“This was a tight schedule for Holly and her team, however given COVID circumstances and the limited access to racing there were some great opportunities,” added Amiri. “I knew Holly was ready for these races and when there is an opportunity to compete she will always do well.”

With so many races cancelled in 2020 and this year, some up and coming athletes were affected. “Racing is an important part of an athlete’s development and competing can provide invaluable experience and can often be a bridge to moving up to the next level,” said Amiri.

 

The 2021 BC Road Provincial Championships. Photo by TLBVelo Photography

Despite a disrupted race season PCC athlete Brenna Pauly has been busy occupying her time from adventure riding to road racing. 

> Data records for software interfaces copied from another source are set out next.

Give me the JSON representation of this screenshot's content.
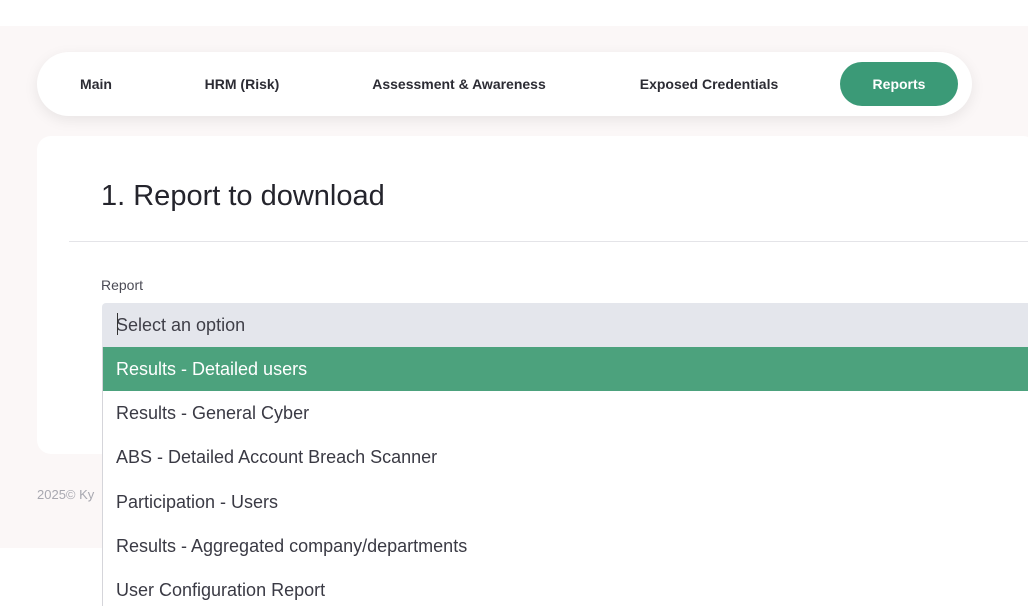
{
  "nav": {
    "tabs": [
      {
        "label": "Main"
      },
      {
        "label": "HRM (Risk)"
      },
      {
        "label": "Assessment & Awareness"
      },
      {
        "label": "Exposed Credentials"
      },
      {
        "label": "Reports",
        "active": true
      }
    ]
  },
  "section": {
    "title": "1. Report to download"
  },
  "report_field": {
    "label": "Report",
    "placeholder": "Select an option",
    "options": [
      "Results - Detailed users",
      "Results - General Cyber",
      "ABS - Detailed Account Breach Scanner",
      "Participation - Users",
      "Results - Aggregated company/departments",
      "User Configuration Report"
    ],
    "highlighted_index": 0
  },
  "footer": {
    "text": "2025© Ky"
  },
  "colors": {
    "accent": "#3b9a77",
    "highlight": "#4ca27d"
  }
}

Just like last year 2021 has been another unconventional year for bike racing. The theme of adaptability has come up on numerous occasions. I think it is an important lesson that can be taken away from this year both on and off the bike. While I thought I had already learnt that lesson, I was proved that I needed a little reminder.

The first part of the 2021 season started off like 2020. Cancelled bike races and ever-changing public health restrictions left lots of time to train and adventure by bike. I took to the gravel roads and continued to explore my own backyard. It amazes me that there are still many new routes to explore. With the anticipated return or racing in July, I undertook one last adventure for a little while. The second edition of the summer solstice ride. A gravel loop starting and ending in Victoria and heading west towards Jordan River, up to Lake Cowichan and back. Riding from dawn until dark on gravel roads the day went flawlessly. So smoothly that upon returning to Victoria with just over 300km on the odometer we decided to continue on to complete 320km (200 miles).

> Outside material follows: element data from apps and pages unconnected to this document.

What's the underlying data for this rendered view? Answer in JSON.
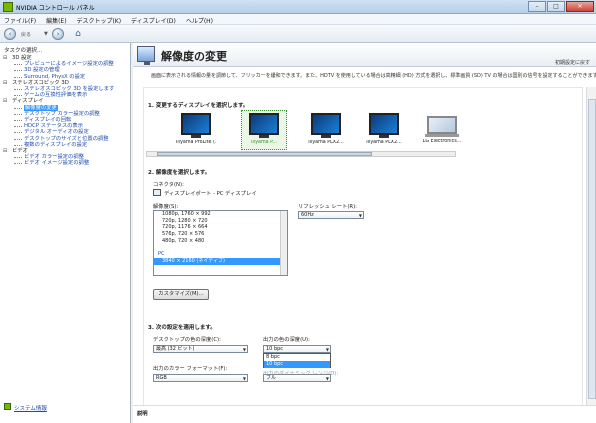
{
  "window": {
    "title": "NVIDIA コントロール パネル",
    "btn_min": "–",
    "btn_max": "□",
    "btn_close": "✕"
  },
  "menu": [
    "ファイル(F)",
    "編集(E)",
    "デスクトップ(K)",
    "ディスプレイ(D)",
    "ヘルプ(H)"
  ],
  "toolbar": {
    "back_label": "戻る",
    "drop": "▼"
  },
  "sidebar": {
    "heading": "タスクの選択...",
    "tree": [
      {
        "level": 0,
        "label": "3D 設定"
      },
      {
        "level": 1,
        "label": "プレビューによるイメージ設定の調整"
      },
      {
        "level": 1,
        "label": "3D 設定の管理"
      },
      {
        "level": 1,
        "label": "Surround, PhysX の設定"
      },
      {
        "level": 0,
        "label": "ステレオスコピック 3D"
      },
      {
        "level": 1,
        "label": "ステレオスコピック 3D を設定します"
      },
      {
        "level": 1,
        "label": "ゲームの互換性評価を表示"
      },
      {
        "level": 0,
        "label": "ディスプレイ"
      },
      {
        "level": 1,
        "label": "解像度の変更",
        "selected": true
      },
      {
        "level": 1,
        "label": "デスクトップ カラー設定の調整"
      },
      {
        "level": 1,
        "label": "ディスプレイの回転"
      },
      {
        "level": 1,
        "label": "HDCP ステータスの表示"
      },
      {
        "level": 1,
        "label": "デジタル オーディオの設定"
      },
      {
        "level": 1,
        "label": "デスクトップのサイズと位置の調整"
      },
      {
        "level": 1,
        "label": "複数のディスプレイの設定"
      },
      {
        "level": 0,
        "label": "ビデオ"
      },
      {
        "level": 1,
        "label": "ビデオ カラー設定の調整"
      },
      {
        "level": 1,
        "label": "ビデオ イメージ設定の調整"
      }
    ],
    "system_info": "システム情報"
  },
  "page": {
    "title": "解像度の変更",
    "restore_defaults": "初期設定に戻す",
    "description": "画面に表示される情報の量を調節して、フリッカーを緩和できます。また、HDTV を使用している場合は高精細 (HD) 方式を選択し、標準画質 (SD) TV の場合は国別の信号を設定することができます。",
    "section1": "1. 変更するディスプレイを選択します。",
    "monitors": [
      {
        "label": "Iiiyama ProLite (1/2)",
        "selected": false
      },
      {
        "label": "Iiiyama P...",
        "selected": true
      },
      {
        "label": "Iiiyama PLX2...",
        "selected": false
      },
      {
        "label": "Iiiyama PLX2...",
        "selected": false
      },
      {
        "label": "LG Electronics...",
        "selected": false
      }
    ],
    "section2": "2. 解像度を選択します。",
    "connector_label": "コネクタ(N):",
    "connector_value": "ディスプレイポート - PC ディスプレイ",
    "resolution_label": "解像度(S):",
    "resolutions": [
      {
        "text": "1080p, 1760 × 992",
        "group": false
      },
      {
        "text": "720p, 1280 × 720",
        "group": false
      },
      {
        "text": "720p, 1176 × 664",
        "group": false
      },
      {
        "text": "576p, 720 × 576",
        "group": false
      },
      {
        "text": "480p, 720 × 480",
        "group": false
      },
      {
        "text": "",
        "group": false
      },
      {
        "text": "PC",
        "group": true
      },
      {
        "text": "3840 × 2160 (ネイティブ)",
        "group": false,
        "selected": true
      }
    ],
    "refresh_label": "リフレッシュ レート(R):",
    "refresh_value": "60Hz",
    "customize_btn": "カスタマイズ(M)...",
    "section3": "3. 次の設定を適用します。",
    "desktop_depth_label": "デスクトップの色の深度(C):",
    "desktop_depth_value": "最高 (32 ビット)",
    "output_depth_label": "出力の色の深度(U):",
    "output_depth_value": "10 bpc",
    "output_depth_options": [
      "8 bpc",
      "10 bpc"
    ],
    "output_format_label": "出力のカラー フォーマット(F):",
    "output_format_value": "RGB",
    "output_range_label": "出力のダイナミック レンジ(D):",
    "output_range_value": "フル",
    "explanation_label": "説明"
  }
}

Brenna (left) with her Red Truck team at the provincials. Photo by TLBVelo Photography.

I then switched my focus to racing. Starting off small with local VCL races and building to the provincial championships and Tour de Concord over the last few weeks. While it has been so positive seeing teammates and friends and racing again, the path has been a little bumpy. Just when I thought I was gaining momentum race dates changed and got cancelled. It was frustrating at first to feel like we were going backwards again, but with Houshang’s help and a bike packing trip to remind me to just have fun riding, I am back on track. I am currently preparing for the National Road and Time trial championships in Quebec from September 10-12th. I am looking forward to putting all the training to use, and racing against some of the best in the country!

 

Parker Swanstrom on his way to victory. Photo by Jay Wallace

The last Windsor Park Criterium of the season took place on Sunday and two U19 PCC-coached athletes – Parker Swanstrom and Luke Hubner – placed first and second in Category A.

It was an exciting race with a fast field. Three laps from the end Luke launched a counter attack followed by Parker. They opened up a 15 second gap – enough to take the top two spots from the breakaway.

The Windsor Park Criterium is a popular race on the Victoria cycling scene held every July and August and hosted by the Victoria Wheelers Cycling Club. Windsor Park has a rich cycling history. It was established in 1890 as the Oak Bay Recreation Park and in 1895 a bicycle racing track was built by the Victoria Railway and Electric Lighting Company to encourage use of the streetcar system.